**AIM OF THE EXERCISE**
Nothing other than an exact copy of the records should be returned.
*** Opening RECORDS PROVIDED ***
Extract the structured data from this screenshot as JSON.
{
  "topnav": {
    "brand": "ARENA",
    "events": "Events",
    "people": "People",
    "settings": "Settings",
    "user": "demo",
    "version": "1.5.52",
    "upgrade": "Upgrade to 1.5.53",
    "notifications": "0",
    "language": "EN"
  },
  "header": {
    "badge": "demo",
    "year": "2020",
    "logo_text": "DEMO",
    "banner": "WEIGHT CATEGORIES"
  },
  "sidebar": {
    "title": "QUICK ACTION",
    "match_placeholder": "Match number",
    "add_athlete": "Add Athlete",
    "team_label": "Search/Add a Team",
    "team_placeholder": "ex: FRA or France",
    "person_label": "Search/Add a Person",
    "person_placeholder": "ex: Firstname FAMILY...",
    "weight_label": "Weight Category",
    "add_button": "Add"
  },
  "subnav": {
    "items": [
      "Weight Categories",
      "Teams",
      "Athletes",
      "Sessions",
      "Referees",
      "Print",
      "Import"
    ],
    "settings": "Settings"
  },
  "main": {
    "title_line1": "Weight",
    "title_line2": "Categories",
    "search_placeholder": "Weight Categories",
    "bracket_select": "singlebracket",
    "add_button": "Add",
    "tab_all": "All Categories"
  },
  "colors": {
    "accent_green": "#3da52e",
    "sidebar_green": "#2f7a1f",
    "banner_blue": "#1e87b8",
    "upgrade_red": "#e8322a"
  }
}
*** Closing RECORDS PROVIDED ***
**ANSWER SECTION**
Extract the structured data from this screenshot as JSON.
{
  "topnav": {
    "brand": "ARENA",
    "events": "Events",
    "people": "People",
    "settings": "Settings",
    "user": "demo",
    "version": "1.5.52",
    "upgrade": "Upgrade to 1.5.53",
    "notifications": "0",
    "language": "EN"
  },
  "header": {
    "badge": "demo",
    "year": "2020",
    "logo_text": "DEMO",
    "banner": "WEIGHT CATEGORIES"
  },
  "sidebar": {
    "title": "QUICK ACTION",
    "match_placeholder": "Match number",
    "add_athlete": "Add Athlete",
    "team_label": "Search/Add a Team",
    "team_placeholder": "ex: FRA or France",
    "person_label": "Search/Add a Person",
    "person_placeholder": "ex: Firstname FAMILY...",
    "weight_label": "Weight Category",
    "add_button": "Add"
  },
  "subnav": {
    "items": [
      "Weight Categories",
      "Teams",
      "Athletes",
      "Sessions",
      "Referees",
      "Print",
      "Import"
    ],
    "settings": "Settings"
  },
  "main": {
    "title_line1": "Weight",
    "title_line2": "Categories",
    "search_placeholder": "Weight Categories",
    "bracket_select": "singlebracket",
    "add_button": "Add",
    "tab_all": "All Categories"
  },
  "colors": {
    "accent_green": "#3da52e",
    "sidebar_green": "#2f7a1f",
    "banner_blue": "#1e87b8",
    "upgrade_red": "#e8322a"
  }
}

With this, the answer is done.